List each line of the data in which the string "navegación" appears.
══════
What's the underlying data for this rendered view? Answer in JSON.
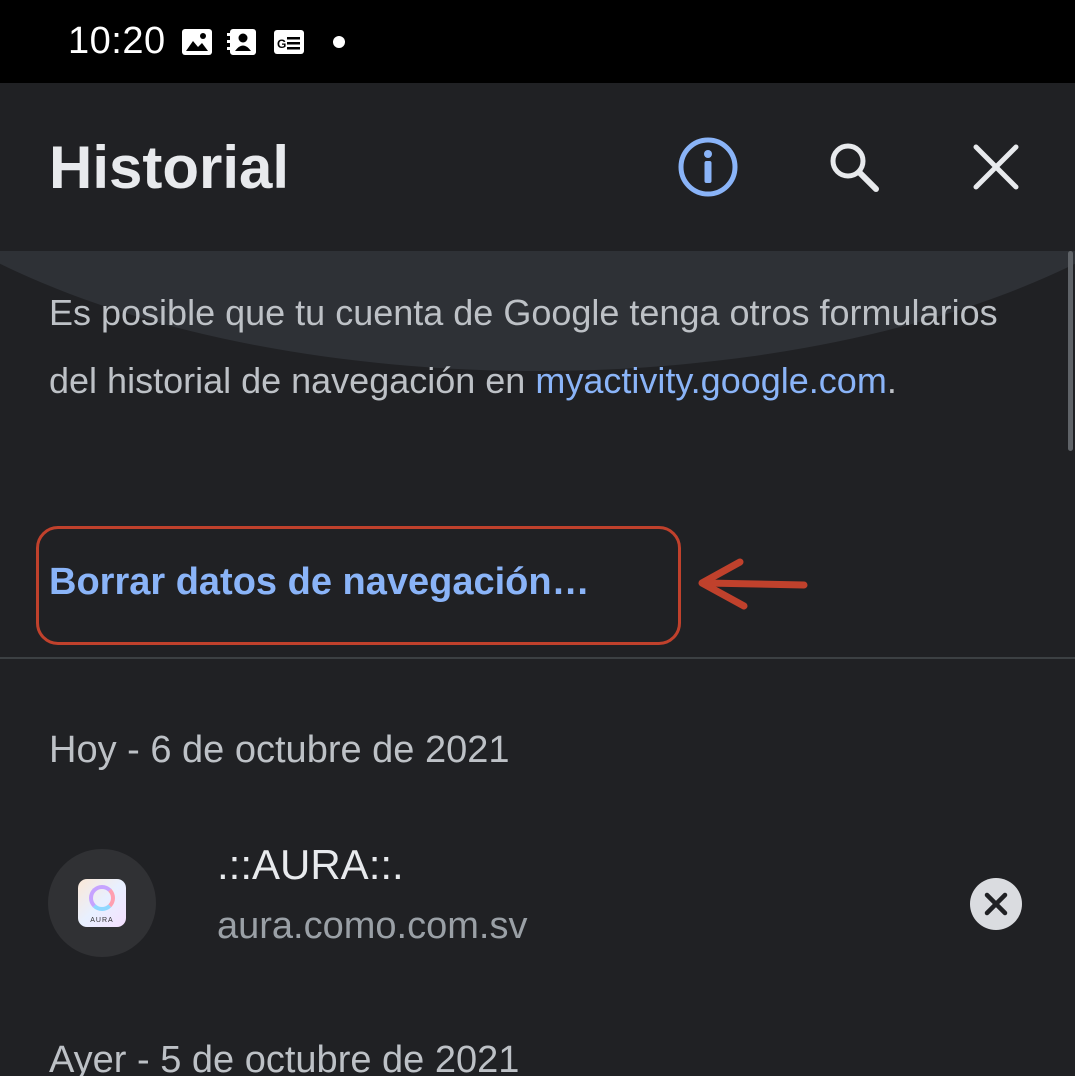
{
  "status_bar": {
    "time": "10:20",
    "icons": [
      "image-icon",
      "contacts-icon",
      "news-icon",
      "notification-dot"
    ]
  },
  "app_bar": {
    "title": "Historial",
    "actions": [
      "info-icon",
      "search-icon",
      "close-icon"
    ]
  },
  "info": {
    "text": "Es posible que tu cuenta de Google tenga otros formularios del historial de navegación en ",
    "link": "myactivity.google.com",
    "suffix": "."
  },
  "clear_browsing": {
    "label": "Borrar datos de navegación…"
  },
  "sections": [
    {
      "date": "Hoy - 6 de octubre de 2021",
      "items": [
        {
          "title": ".::AURA::.",
          "url": "aura.como.com.sv",
          "favicon_label": "AURA"
        }
      ]
    },
    {
      "date": "Ayer - 5 de octubre de 2021",
      "items": []
    }
  ],
  "colors": {
    "background": "#202124",
    "link": "#8ab4f8",
    "annotation": "#c0412c"
  }
}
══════
§ ANSWER AREA
    "text": "Es posible que tu cuenta de Google tenga otros formularios del historial de navegación en ",
    "label": "Borrar datos de navegación…"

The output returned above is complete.